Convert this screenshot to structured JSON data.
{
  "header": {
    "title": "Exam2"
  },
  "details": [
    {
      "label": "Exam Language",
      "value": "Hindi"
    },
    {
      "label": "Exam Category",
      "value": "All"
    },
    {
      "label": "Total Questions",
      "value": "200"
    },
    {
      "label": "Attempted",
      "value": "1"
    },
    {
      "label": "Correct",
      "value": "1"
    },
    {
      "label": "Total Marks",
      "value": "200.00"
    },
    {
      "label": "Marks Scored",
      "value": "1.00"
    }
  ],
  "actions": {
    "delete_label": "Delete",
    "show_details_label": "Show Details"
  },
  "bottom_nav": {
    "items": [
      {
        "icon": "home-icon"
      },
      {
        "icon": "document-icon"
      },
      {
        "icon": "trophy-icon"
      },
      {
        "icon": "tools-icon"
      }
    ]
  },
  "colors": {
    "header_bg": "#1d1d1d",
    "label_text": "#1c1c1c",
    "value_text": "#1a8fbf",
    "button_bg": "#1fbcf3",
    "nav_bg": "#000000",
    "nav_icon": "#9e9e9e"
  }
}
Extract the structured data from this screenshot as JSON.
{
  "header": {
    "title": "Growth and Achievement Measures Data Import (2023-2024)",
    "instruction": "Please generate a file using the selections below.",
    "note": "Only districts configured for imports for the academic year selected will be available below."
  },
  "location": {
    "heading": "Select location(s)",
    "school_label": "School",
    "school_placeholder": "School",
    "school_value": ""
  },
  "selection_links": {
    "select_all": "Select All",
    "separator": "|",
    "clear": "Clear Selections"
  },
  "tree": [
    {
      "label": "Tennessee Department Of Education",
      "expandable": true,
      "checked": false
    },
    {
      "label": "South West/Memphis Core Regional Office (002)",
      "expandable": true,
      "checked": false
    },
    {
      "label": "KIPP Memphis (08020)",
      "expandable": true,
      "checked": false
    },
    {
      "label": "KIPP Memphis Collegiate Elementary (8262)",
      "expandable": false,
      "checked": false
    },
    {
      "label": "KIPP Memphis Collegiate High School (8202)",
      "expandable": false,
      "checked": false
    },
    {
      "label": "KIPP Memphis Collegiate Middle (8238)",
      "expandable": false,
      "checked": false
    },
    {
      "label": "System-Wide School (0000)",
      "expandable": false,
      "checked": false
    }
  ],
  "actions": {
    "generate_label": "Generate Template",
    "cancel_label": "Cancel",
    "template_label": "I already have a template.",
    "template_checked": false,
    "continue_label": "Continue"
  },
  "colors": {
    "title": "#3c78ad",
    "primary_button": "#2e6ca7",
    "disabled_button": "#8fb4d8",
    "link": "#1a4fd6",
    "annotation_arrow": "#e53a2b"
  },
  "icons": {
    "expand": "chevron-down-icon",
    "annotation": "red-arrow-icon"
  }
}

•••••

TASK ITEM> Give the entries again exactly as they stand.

ANSWER TO THIS EXERCISE>
Convert this screenshot to structured JSON data.
{
  "header": {
    "title": "Exam2"
  },
  "details": [
    {
      "label": "Exam Language",
      "value": "Hindi"
    },
    {
      "label": "Exam Category",
      "value": "All"
    },
    {
      "label": "Total Questions",
      "value": "200"
    },
    {
      "label": "Attempted",
      "value": "1"
    },
    {
      "label": "Correct",
      "value": "1"
    },
    {
      "label": "Total Marks",
      "value": "200.00"
    },
    {
      "label": "Marks Scored",
      "value": "1.00"
    }
  ],
  "actions": {
    "delete_label": "Delete",
    "show_details_label": "Show Details"
  },
  "bottom_nav": {
    "items": [
      {
        "icon": "home-icon"
      },
      {
        "icon": "document-icon"
      },
      {
        "icon": "trophy-icon"
      },
      {
        "icon": "tools-icon"
      }
    ]
  },
  "colors": {
    "header_bg": "#1d1d1d",
    "label_text": "#1c1c1c",
    "value_text": "#1a8fbf",
    "button_bg": "#1fbcf3",
    "nav_bg": "#000000",
    "nav_icon": "#9e9e9e"
  }
}
Extract the structured data from this screenshot as JSON.
{
  "header": {
    "title": "Growth and Achievement Measures Data Import (2023-2024)",
    "instruction": "Please generate a file using the selections below.",
    "note": "Only districts configured for imports for the academic year selected will be available below."
  },
  "location": {
    "heading": "Select location(s)",
    "school_label": "School",
    "school_placeholder": "School",
    "school_value": ""
  },
  "selection_links": {
    "select_all": "Select All",
    "separator": "|",
    "clear": "Clear Selections"
  },
  "tree": [
    {
      "label": "Tennessee Department Of Education",
      "expandable": true,
      "checked": false
    },
    {
      "label": "South West/Memphis Core Regional Office (002)",
      "expandable": true,
      "checked": false
    },
    {
      "label": "KIPP Memphis (08020)",
      "expandable": true,
      "checked": false
    },
    {
      "label": "KIPP Memphis Collegiate Elementary (8262)",
      "expandable": false,
      "checked": false
    },
    {
      "label": "KIPP Memphis Collegiate High School (8202)",
      "expandable": false,
      "checked": false
    },
    {
      "label": "KIPP Memphis Collegiate Middle (8238)",
      "expandable": false,
      "checked": false
    },
    {
      "label": "System-Wide School (0000)",
      "expandable": false,
      "checked": false
    }
  ],
  "actions": {
    "generate_label": "Generate Template",
    "cancel_label": "Cancel",
    "template_label": "I already have a template.",
    "template_checked": false,
    "continue_label": "Continue"
  },
  "colors": {
    "title": "#3c78ad",
    "primary_button": "#2e6ca7",
    "disabled_button": "#8fb4d8",
    "link": "#1a4fd6",
    "annotation_arrow": "#e53a2b"
  },
  "icons": {
    "expand": "chevron-down-icon",
    "annotation": "red-arrow-icon"
  }
}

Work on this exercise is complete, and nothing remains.